I have always a big kid growing up. By the time I was in 6th grade, I was already over 6 feet tall (I'm now 6'5) and while not super-duper athletic, I always had a thing for combat sports. The wrestling team at my old high school was embroiled in a scandal, so I settled for the football team.
As an offensive and defensive lineman, I was one of the bigger guys on my team. But, I was never as big as a sumo wrestler. In fact, when I first started learning Japanese in 2008, my first Japanese teacher asked me if I would consider trying out as a sumo wrestler because of my size. Of course, that never happened.
But what exactly is Sumo?
Sumo is a traditional Japanese martial art and sport that is known for its spectacular and exciting matches. Sumo wrestlers, known as rikishi, compete in a circular ring, known as a dohyō, and try to force their opponent out of the ring or to the ground. Sumo matches are highly ritualized and steeped in tradition, and are an important part of Japanese culture.
The origins of sumo can be traced back to ancient Japan, where it was performed as a religious ritual to entertain and appease the gods. Over time, sumo evolved into a competitive sport, with matches being held at shrines and temples as part of religious festivals. In the 17th century, sumo became more organized and regulated, with the first professional sumo wrestlers appearing in the 18th century.
Sumo wrestlers are known for their massive size and strength, and the sport is often associated with the ideal of the "strong silent type." In order to become a sumo wrestler, an athlete must undergo rigorous training, including daily workouts and a strict diet.
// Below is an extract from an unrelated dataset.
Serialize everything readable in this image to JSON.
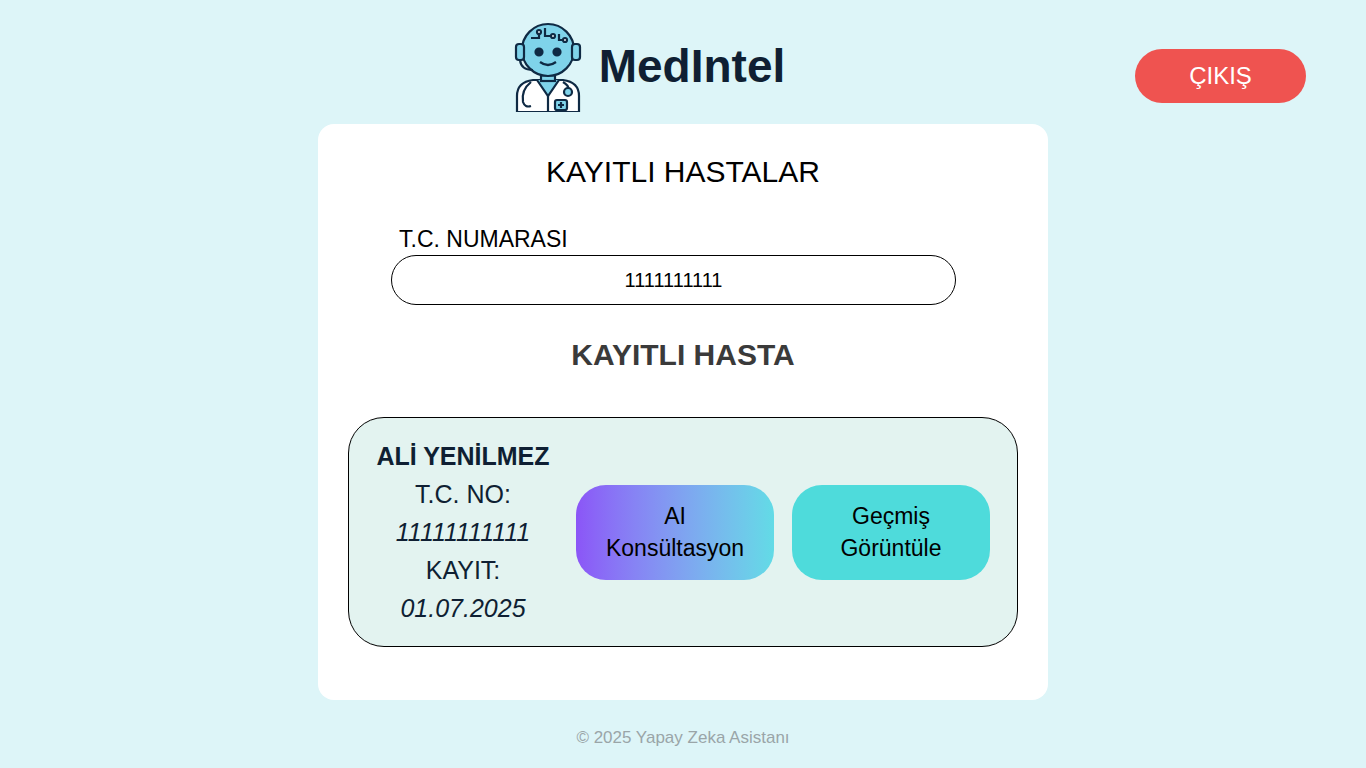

The top division of sumo wrestlers, known as the makuuchi division, typically weigh over 400 pounds.
Sumo matches are highly ritualized, with wrestlers performing a series of elaborate pre-match ceremonies. These ceremonies are intended to purify the dohyō and to show respect to the gods and to the sport of sumo. The wrestlers also wear traditional mawashi belts, which are made of heavy silk and weigh up to 44 pounds.
Sumo matches are decided by a variety of techniques, including pushing, throwing, and tripping. A wrestler wins a match by forcing his opponent out of the dohyō or to the ground. Matches are typically short, lasting only a few seconds, but they can also be long and grueling, with wrestlers using a variety of tactics to outmaneuver their opponent.
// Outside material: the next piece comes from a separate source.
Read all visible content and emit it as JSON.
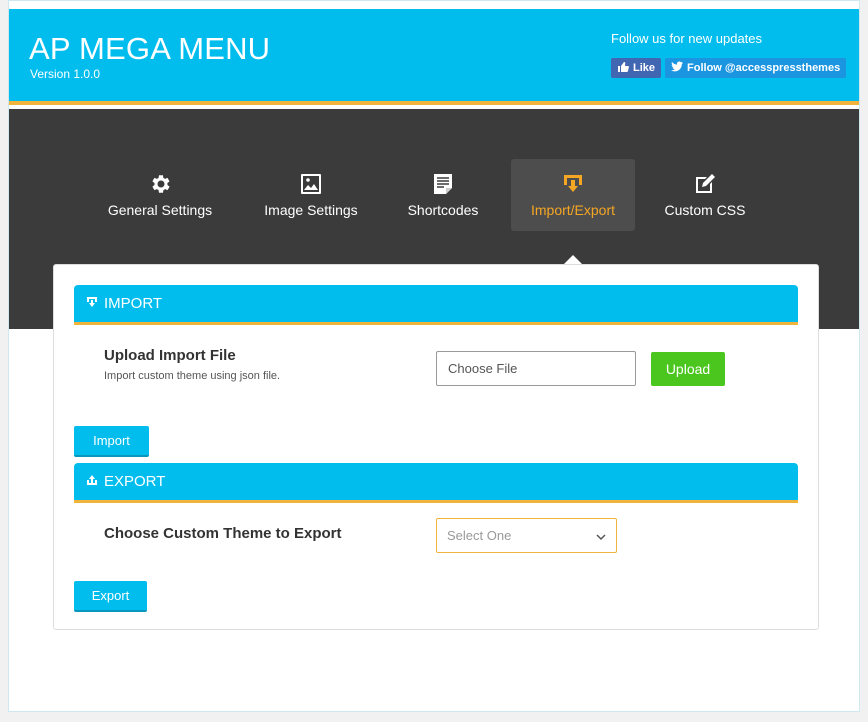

Sumo is a popular and exciting sport in Japan, with professional matches being held six times a year in Tokyo and other major cities. Sumo tournaments, known as basho, attract large crowds and are televised nationwide. In recent years, sumo has also gained popularity overseas, with professional sumo wrestlers from other countries competing in Japan and international tournaments being held in various countries. In fact, some of the more successful wrestlers have recently come from Mongolia, Eastern Europe, and parts of the old Soviet Union. The reason for their success is because of their homeland’s history of wrestling, especially for Mongolia.
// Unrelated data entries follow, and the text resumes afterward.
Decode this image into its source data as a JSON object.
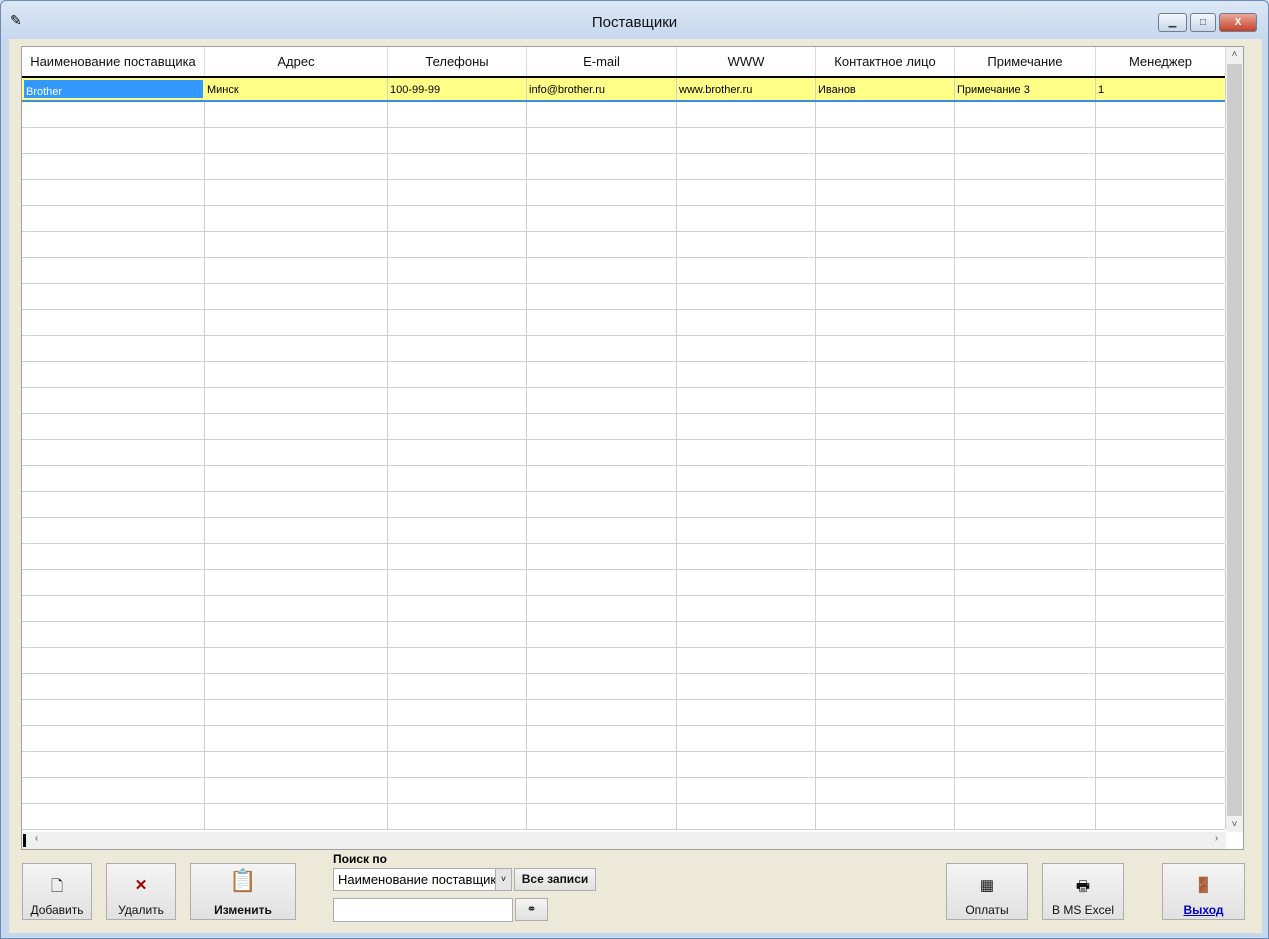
{
  "window": {
    "title": "Поставщики",
    "minimize": "▁",
    "maximize": "□",
    "close": "X"
  },
  "table": {
    "columns": [
      "Наименование поставщика",
      "Адрес",
      "Телефоны",
      "E-mail",
      "WWW",
      "Контактное лицо",
      "Примечание",
      "Менеджер"
    ],
    "rows": [
      [
        "Brother",
        "Минск",
        "100-99-99",
        "info@brother.ru",
        "www.brother.ru",
        "Иванов",
        "Примечание 3",
        "1"
      ]
    ]
  },
  "buttons": {
    "add": "Добавить",
    "delete": "Удалить",
    "edit": "Изменить",
    "all_records": "Все записи",
    "payments": "Оплаты",
    "excel": "В MS Excel",
    "exit": "Выход"
  },
  "search": {
    "label": "Поиск по",
    "field": "Наименование поставщика",
    "value": ""
  }
}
Whether you're a sumo fan or are simply curious about this fascinating martial art and sport, there is no doubt that sumo is a unique and exciting part of Japanese culture. With its rich history and traditions, sumo is a must-see for anyone visiting Japan.